An opening batsman and handy offspin bowler, Mohammad Hafeez first played for Pakistan in 2003, but it was only in 2011 that he finally became a regular in the side in all formats.
As a player, Hafeez gives the team plenty of options: he usually bats aggressively at the top of the order, but his organized technique also means he can switch to defensive mode if required. He doesn’t flight his off-breaks much, but his excellent control over line and length allows the captain to use him at almost any stage of an innings. He is also one of the better fielders in the Pakistan team, especially in the point region.
Despite these skills, Hafeez failed to create a regular place for himself in Pakistan in his first seven years in international cricket, primarily due to his inability to convert his starts into substantial scores. He scored plenty of pretty 30s and 40s, laced with some exquisite cover-drives, but that only helped cement the opinion that Hafeez may forever remain a player whose potential exceeds performance.
To a large extent, that changed in 2011, as Hafeez put in consistent displays with both bat and ball in all forms of the game. It actually started in the series against South Africa in November 2010, and then continued through 2011, a year which fetched him two centuries in Tests and three in ODIs, apart from two fifties in Twenty20 internationals. He won an incredible ten Man-of-the-Match awards in international cricket that year and became only the third cricketer – after Sanath Jayasuriya and Jacques Kallis – to score 1000-plus runs and take 30 or more wickets in ODIs in a calendar year. With Taufeeq Umar, he formed Pakistan’s most stable opening combination in Tests, as his aggression at the top of the order became a perfect counterfoil to Taufeeq’s defensive approach.

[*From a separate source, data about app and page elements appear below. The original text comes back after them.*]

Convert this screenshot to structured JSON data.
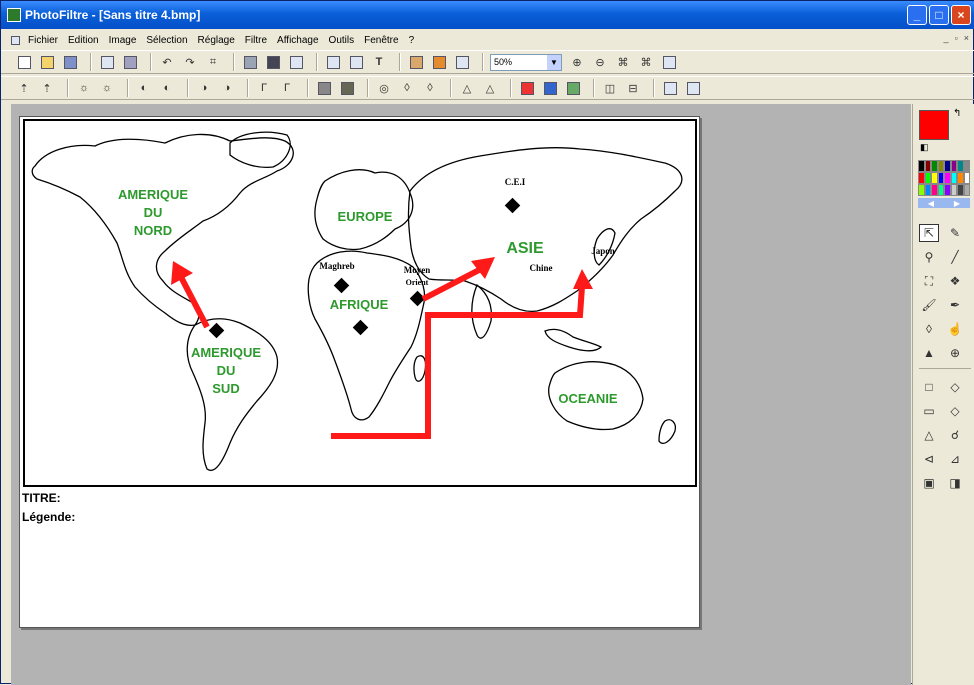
{
  "window": {
    "title": "PhotoFiltre - [Sans titre 4.bmp]"
  },
  "menu": [
    "Fichier",
    "Edition",
    "Image",
    "Sélection",
    "Réglage",
    "Filtre",
    "Affichage",
    "Outils",
    "Fenêtre",
    "?"
  ],
  "toolbar": {
    "zoom": "50%"
  },
  "map": {
    "labels": {
      "amerique_nord": [
        "AMERIQUE",
        "DU",
        "NORD"
      ],
      "amerique_sud": [
        "AMERIQUE",
        "DU",
        "SUD"
      ],
      "europe": "EUROPE",
      "afrique": "AFRIQUE",
      "asie": "ASIE",
      "oceanie": "OCEANIE",
      "cei": "C.E.I",
      "maghreb": "Maghreb",
      "moyen_orient": [
        "Moyen",
        "Orient"
      ],
      "chine": "Chine",
      "japon": "Japon"
    },
    "label_color": "#2e9a2e",
    "arrow_color": "#ff1a1a"
  },
  "captions": {
    "titre": "TITRE:",
    "legende": "Légende:"
  },
  "palette": {
    "foreground": "#ff0000",
    "background": "#ffffff"
  }
}
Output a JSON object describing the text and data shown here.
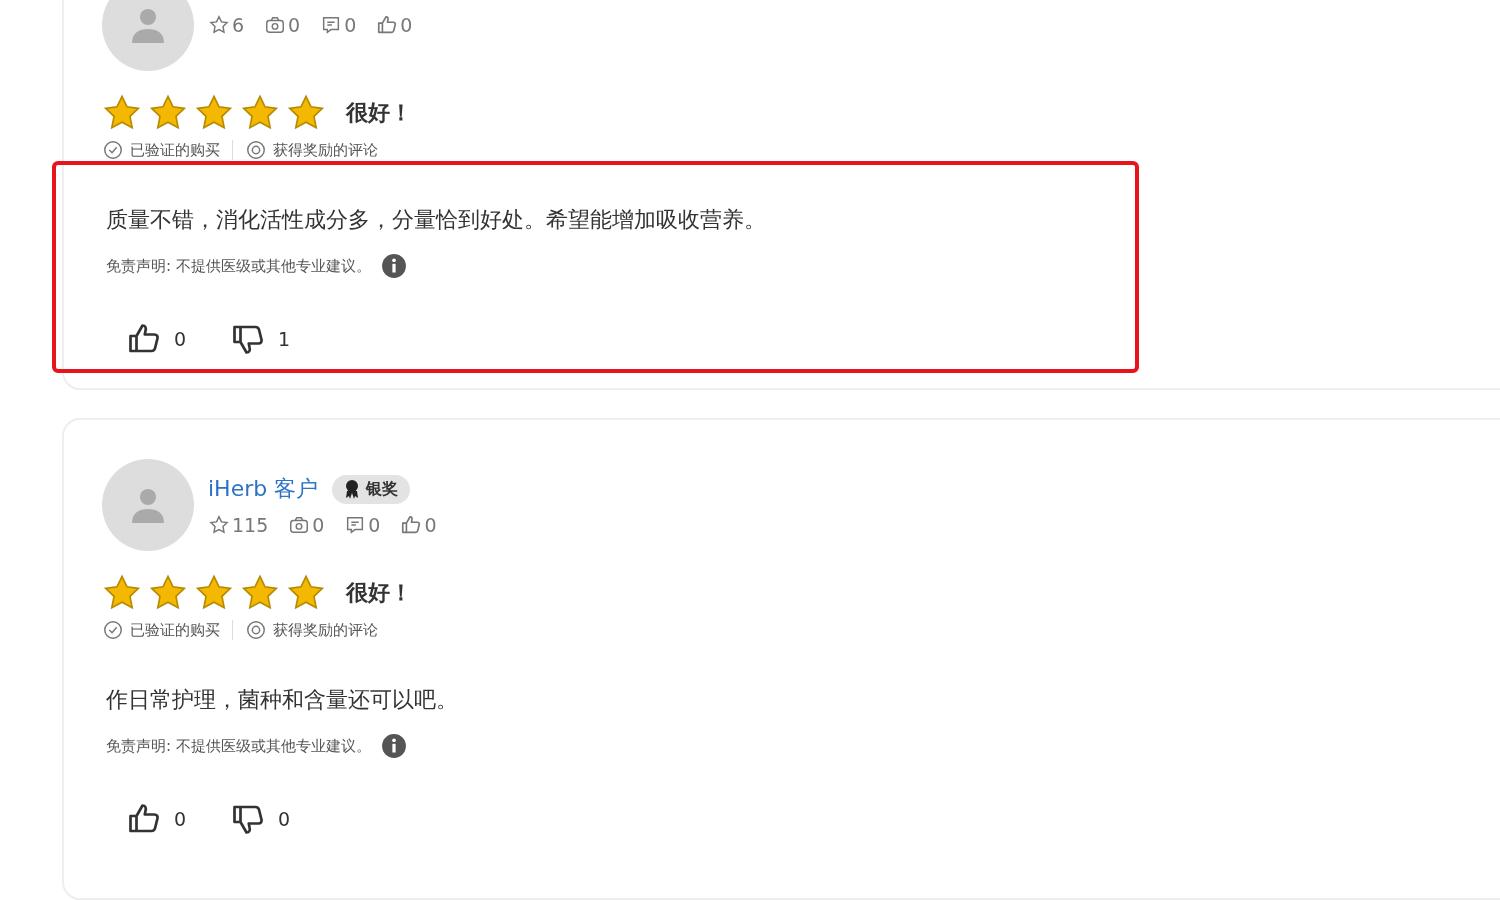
{
  "reviews": [
    {
      "stats": {
        "points": "6",
        "photos": "0",
        "comments": "0",
        "likes": "0"
      },
      "stars": 5,
      "title": "很好！",
      "tags": [
        "已验证的购买",
        "获得奖励的评论"
      ],
      "text": "质量不错，消化活性成分多，分量恰到好处。希望能增加吸收营养。",
      "disclaimer": "免责声明: 不提供医级或其他专业建议。",
      "helpful": "0",
      "unhelpful": "1",
      "highlighted": true
    },
    {
      "name": "iHerb 客户",
      "badge": "银奖",
      "stats": {
        "points": "115",
        "photos": "0",
        "comments": "0",
        "likes": "0"
      },
      "stars": 5,
      "title": "很好！",
      "tags": [
        "已验证的购买",
        "获得奖励的评论"
      ],
      "text": "作日常护理，菌种和含量还可以吧。",
      "disclaimer": "免责声明: 不提供医级或其他专业建议。",
      "helpful": "0",
      "unhelpful": "0",
      "highlighted": false
    }
  ]
}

Since then, Hafeez has continued to frustrate and amaze, and the frequency with which he can switch from one mode to the other is a large part of his enigma. By many metrics, he’s one of Pakistan’s most prolific cricketers, but arguably also one of the more profligate ones in the way he’s handled his immense talent.
The elegance of the full face of his bat, particularly when driving through the off side, means any runs he scores are more memorable than they otherwise might be – and there have been plenty of them; he’s number 10 on the all-time ODI runs list for Pakistan. There was a century against India in Dhaka that preceded a disappointing barren spell, and then a purple patch against Sri Lanka where he smashed three hundreds in four games in 2013. A swashbuckling unbeaten 57 against India in the Champions Trophy final may ultimately be his most famous innings, as it powered Pakistan to a total they wouldn’t let India get close to.
It is his usefulness with the ball, though, that has kept him lingering around the Pakistan setup for so long. His consistency gives his side another option, which explains the reluctance to drop him even when his stock skill – batting – is letting him down. He has opened the bowling for Pakistan on several occasions – particularly in T20 cricket – and briefly took on the mantle of lead spinner after Saeed Ajmal was banned for an illegal action.
That curse, however, has plagued Hafeez throughout his career too, and he has found himself suspended for an illegal bowling action no less than three times. Tellingly, it is in those periods that his place in the side has been in the greatest peril, as his technical flaws as a batsman appear destined to go largely unremedied. He was ignored for a recent series in Zimbabwe, but for a player with 50 Tests, 200 ODIs, a shade under 100 T20Is, and countless comebacks, one would have to be particularly brave to be writing his eulogy just yet.